John Gruber, commenting on the recent Lightning to headphone adapter “leak”:
It looks exactly like what I’d expect it to look like. The question is, what will Apple ship in the box with the new iPhones?[…]
The bottom line: this move should be about moving away from wired headphones period, not moving from one wired jack to another. The best way to achieve that is for Apple to ship wireless ear buds in the box.
I agree with John’s piece. I think the best way for Apple to achieve their presumed goal — fully transitioning to wireless — would be to ship a pair of wireless ear buds in-box. And I really hope that’s what they do, but I’m not optimistic about it.
Call it a hunch, but I think Apple’s going to ship the initial sans-headphone-jack iPhone with a pair of Lightning EarPods. This will offer a simple solution to users who don’t want to worry about charging their headphones or fiddle around with Bluetooth pairing. The impression I get online is that most users who would be excited by wireless EarPods (or AirPods) don’t use the headphones that come with their iPhone anyway.
So for those audio quality-enthusiasts out there, Apple will sell a Lightning to headphone jack adapter, separately, for $19. I suppose there’s the possibility they could charge more for it — maybe $29. But with all the outcry regarding this transition that’s already taken place — without it even beginning yet — I think Apple would be foolish to charge the higher price for this adapter.
Now what about using these new Lightning-based EarPods with your MacBook? I think most of us have come to terms with the idea of switching to Lightning headphones, using an adapter, or going wireless on our iPhones, but there hasn’t been too much discussion about what this will mean for audio on our traditional computers. Unfortunately, I believe Apple’s solution isn’t going to be popular — they’ll sell you an adapter or push you toward a pair of wireless headphones.
I’m not entirely sure what this adapter would look like, certainly a Lightning port on one end that you can plug your headphones into, but the other end is a bit of a mystery to me. I’d assume it to be a headphone jack that you could plug into your Mac. USB could also be a possibility, but that would pose a problem for MacBook owners that don’t have a standard USB port available to them. One thing I’m fairly certain about with this adapter, though, is that, whatever form it takes, it’ll cost $29.
But what about these wireless AirPods that everyone’s speculating about? I think they’ll be sold separately, feature Bluetooth, have a quick pairing process that utilizes the iPhone’s Lightning port, and cost either $99, $129, or $149.
I expect they’ll feature Bluetooth in order to offer compatibility with as many devices as possible. Bluetooth is kind of a pain in the ass, but it works with every device Apple has shipped in the past decade or so. Apple isn’t typically the kind of company that would care much about backwards compatibility, but they’re attempting to replace a port that’s been widely used for the past several decades — widespread compatibility matters.
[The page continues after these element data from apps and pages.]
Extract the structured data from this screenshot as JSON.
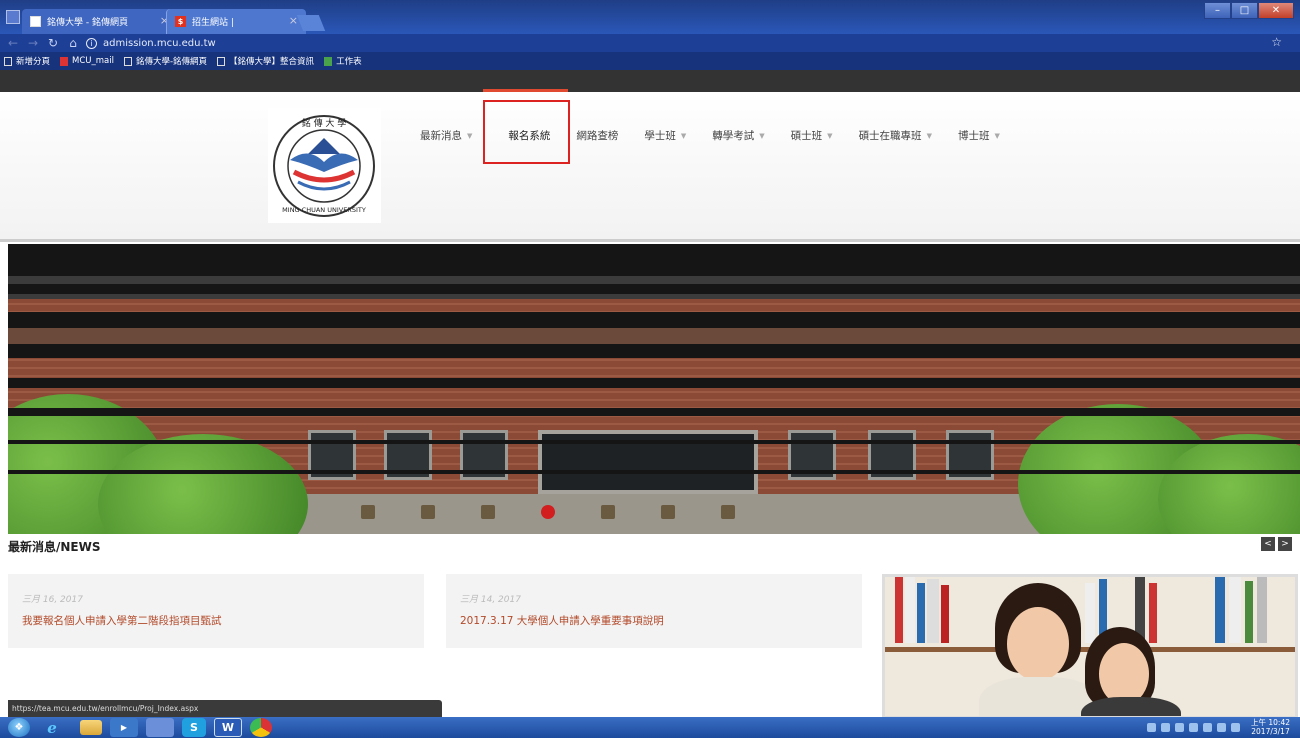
{
  "browser": {
    "tabs": [
      {
        "label": "銘傳大學 - 銘傳網頁"
      },
      {
        "label": "招生網站 |"
      }
    ],
    "tab_close": "×",
    "tab2_favicon": "$",
    "url": "admission.mcu.edu.tw",
    "info_glyph": "i",
    "bookmarks": [
      {
        "label": "新增分頁"
      },
      {
        "label": "MCU_mail"
      },
      {
        "label": "銘傳大學-銘傳網頁"
      },
      {
        "label": "【銘傳大學】整合資訊"
      },
      {
        "label": "工作表"
      }
    ],
    "status_url": "https://tea.mcu.edu.tw/enrollmcu/Proj_Index.aspx"
  },
  "site": {
    "logo": {
      "text_top": "銘 傳 大 學",
      "text_bottom": "MING CHUAN UNIVERSITY"
    },
    "nav": [
      {
        "label": "最新消息",
        "dropdown": true
      },
      {
        "label": "報名系統",
        "dropdown": false,
        "highlighted": true
      },
      {
        "label": "網路查榜",
        "dropdown": false
      },
      {
        "label": "學士班",
        "dropdown": true
      },
      {
        "label": "轉學考試",
        "dropdown": true
      },
      {
        "label": "碩士班",
        "dropdown": true
      },
      {
        "label": "碩士在職專班",
        "dropdown": true
      },
      {
        "label": "博士班",
        "dropdown": true
      }
    ],
    "news_heading": "最新消息/NEWS",
    "news_prev": "<",
    "news_next": ">",
    "news": [
      {
        "date": "三月 16, 2017",
        "title": "我要報名個人申請入學第二階段指項目甄試"
      },
      {
        "date": "三月 14, 2017",
        "title": "2017.3.17 大學個人申請入學重要事項說明"
      }
    ]
  },
  "taskbar": {
    "clock_time": "上午 10:42",
    "clock_date": "2017/3/17"
  },
  "colors": {
    "accent": "#e04a30",
    "highlight_box": "#dd2222",
    "news_title": "#b24a2a"
  }
}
The quick pairing process is the feature that will help set Apple’s offering apart from other Bluetooth headphones. I imagine the pairing process will work similarly to how Apple’s old Bluetooth Headset did — plug the AirPods into your iOS device’s Lightning port and they’re instantly paired. This will make switching between devices with the same wireless headphones a breeze compared to other competitors’ offerings.
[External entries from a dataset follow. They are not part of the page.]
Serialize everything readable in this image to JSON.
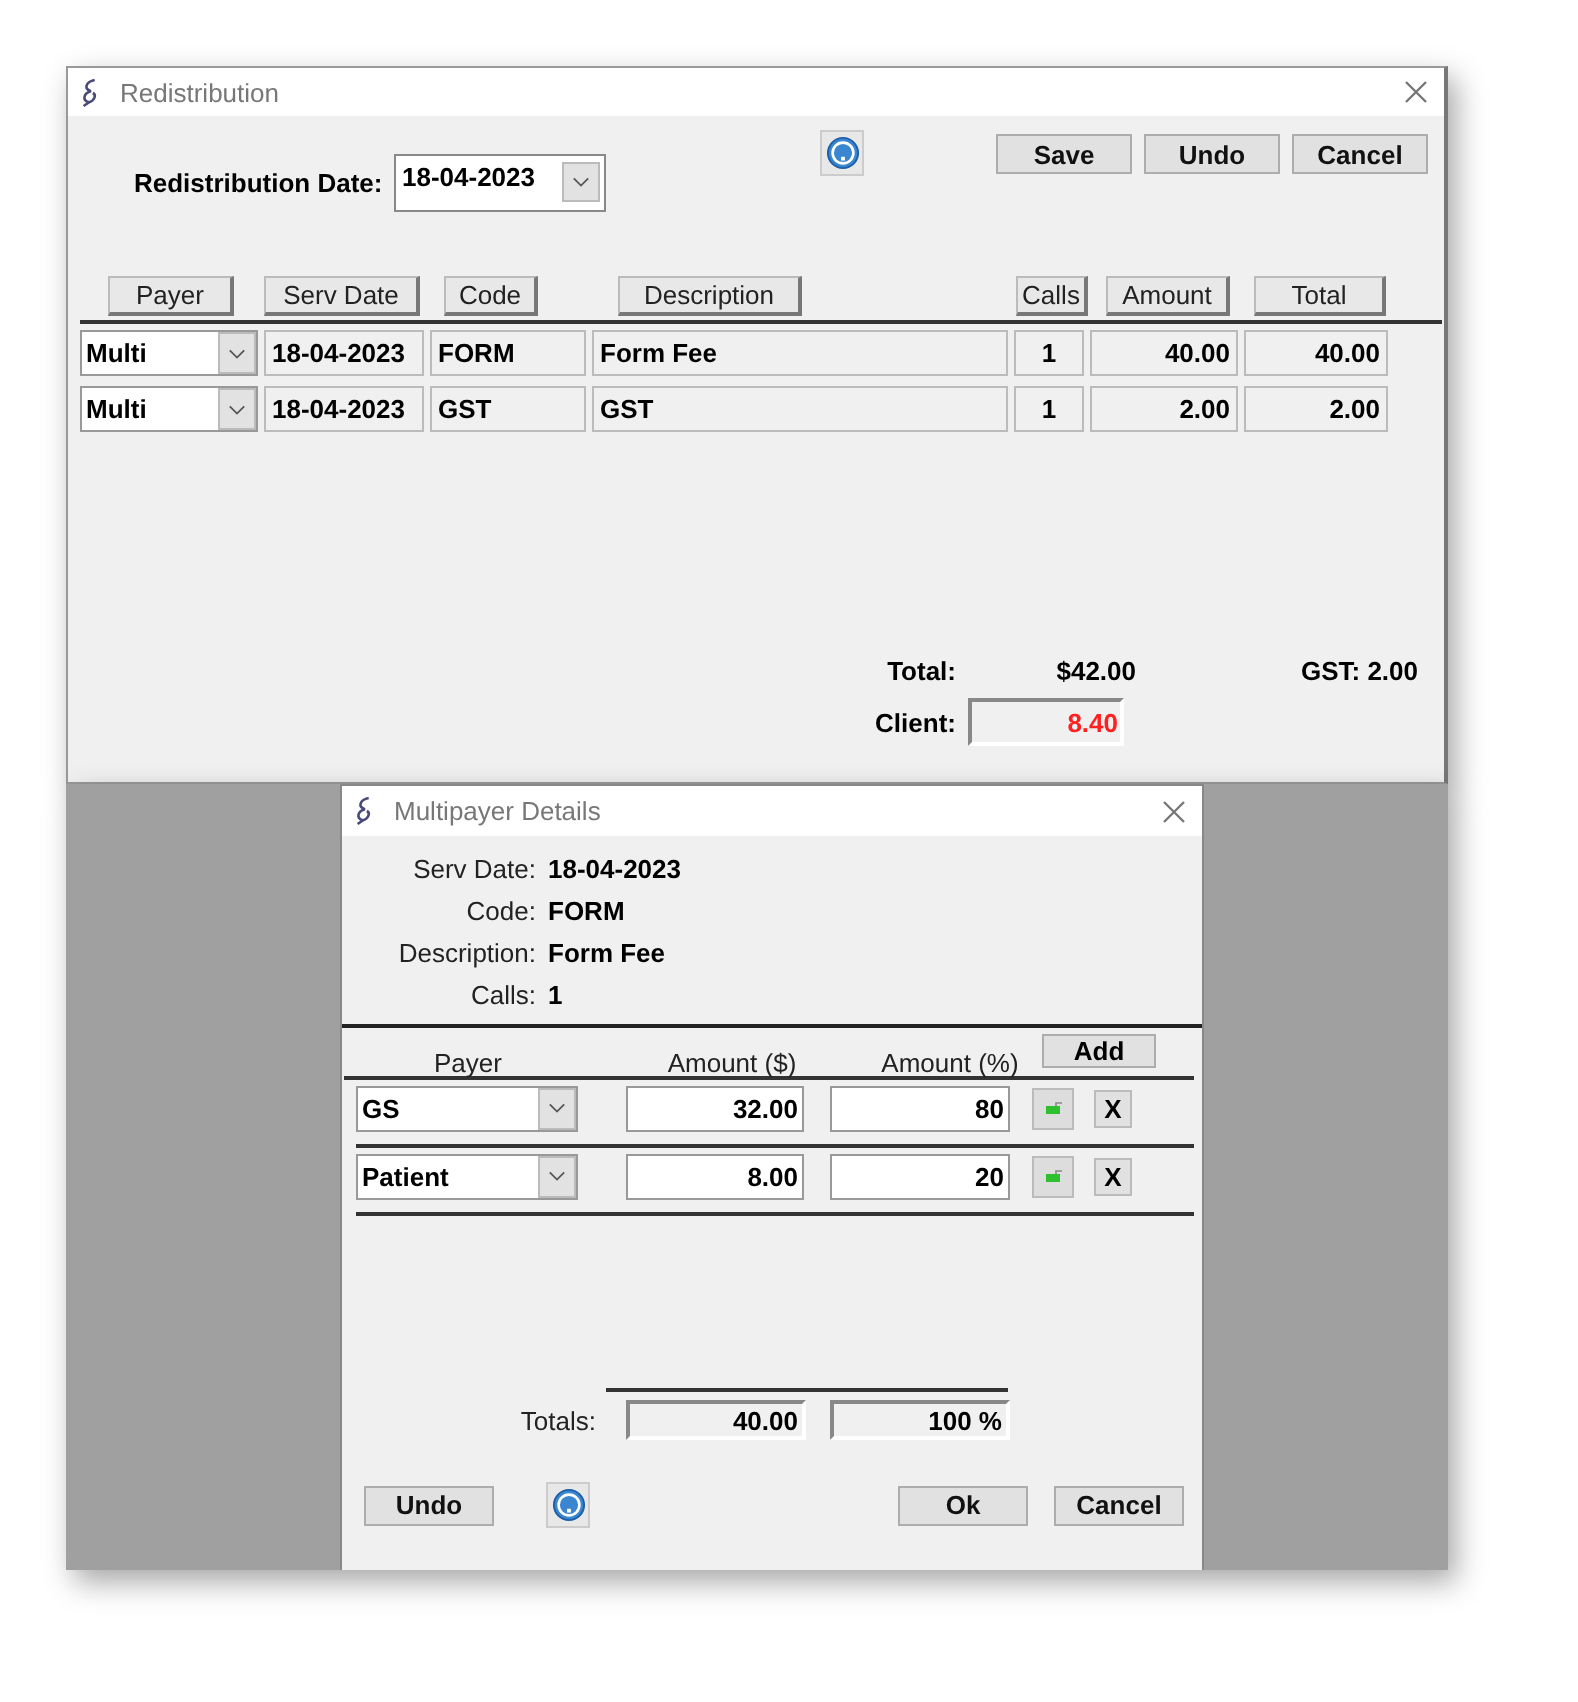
{
  "main_window": {
    "title": "Redistribution",
    "date_label": "Redistribution Date:",
    "date_value": "18-04-2023",
    "buttons": [
      "Save",
      "Undo",
      "Cancel"
    ],
    "columns": [
      "Payer",
      "Serv Date",
      "Code",
      "Description",
      "Calls",
      "Amount",
      "Total"
    ],
    "rows": [
      {
        "payer": "Multi",
        "serv_date": "18-04-2023",
        "code": "FORM",
        "description": "Form Fee",
        "calls": "1",
        "amount": "40.00",
        "total": "40.00"
      },
      {
        "payer": "Multi",
        "serv_date": "18-04-2023",
        "code": "GST",
        "description": "GST",
        "calls": "1",
        "amount": "2.00",
        "total": "2.00"
      }
    ],
    "total_label": "Total:",
    "total_value": "$42.00",
    "gst": "GST: 2.00",
    "client_label": "Client:",
    "client_value": "8.40"
  },
  "dialog": {
    "title": "Multipayer Details",
    "details": [
      {
        "label": "Serv Date:",
        "value": "18-04-2023"
      },
      {
        "label": "Code:",
        "value": "FORM"
      },
      {
        "label": "Description:",
        "value": "Form Fee"
      },
      {
        "label": "Calls:",
        "value": "1"
      }
    ],
    "columns": [
      "Payer",
      "Amount ($)",
      "Amount (%)"
    ],
    "add_button": "Add",
    "payers": [
      {
        "payer": "GS",
        "amount": "32.00",
        "percent": "80",
        "remove": "X"
      },
      {
        "payer": "Patient",
        "amount": "8.00",
        "percent": "20",
        "remove": "X"
      }
    ],
    "totals_label": "Totals:",
    "totals_amount": "40.00",
    "totals_percent": "100 %",
    "undo_button": "Undo",
    "ok_button": "Ok",
    "cancel_button": "Cancel"
  }
}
My pricing predictions are quite a bit different than the ones I’ve seen floating around on various weblogs and Twitter timelines, but there’s a method to my madness. First, I don’t expect the Beats lineup to go away anytime soon. The cheapest pair of wireless Beats costs $199 and I don’t think their Apple-branded offering is going to be priced that high. Beats is their premium line of audio products and it’s going to stay that way for the foreseeable future.
On the other end of the spectrum, Apple offers their wired, in-ear headphones for $79. I don’t expect these will stick around for very long after the next iPhone is released, but this product sets a pricing floor for the AirPods. Within that range — $79-199 — Apple has a few common price points that are worth considering. $99, $129, and $149 are the three I’d pinpoint as the most likely. And if I was a betting man, I’d put my money on $129. This particular prediction isn’t much more than a gut feeling based on the price range I expect it to sit in.
So to recap:
- Lightning EarPods included in-box.
- Lightning (male) to Headphone Adapter sold separately for $19.
- Lightning (female) to Headphone or USB adapter sold separately for $29.
- Wireless AirPods sold separately for $129.
The lead-up to this next iPhone’s release is going to be an exciting one. Perhaps we won’t be seeing any major redesign of the handset’s casing, but at least there’s a few rumored changes that are ripe for speculation.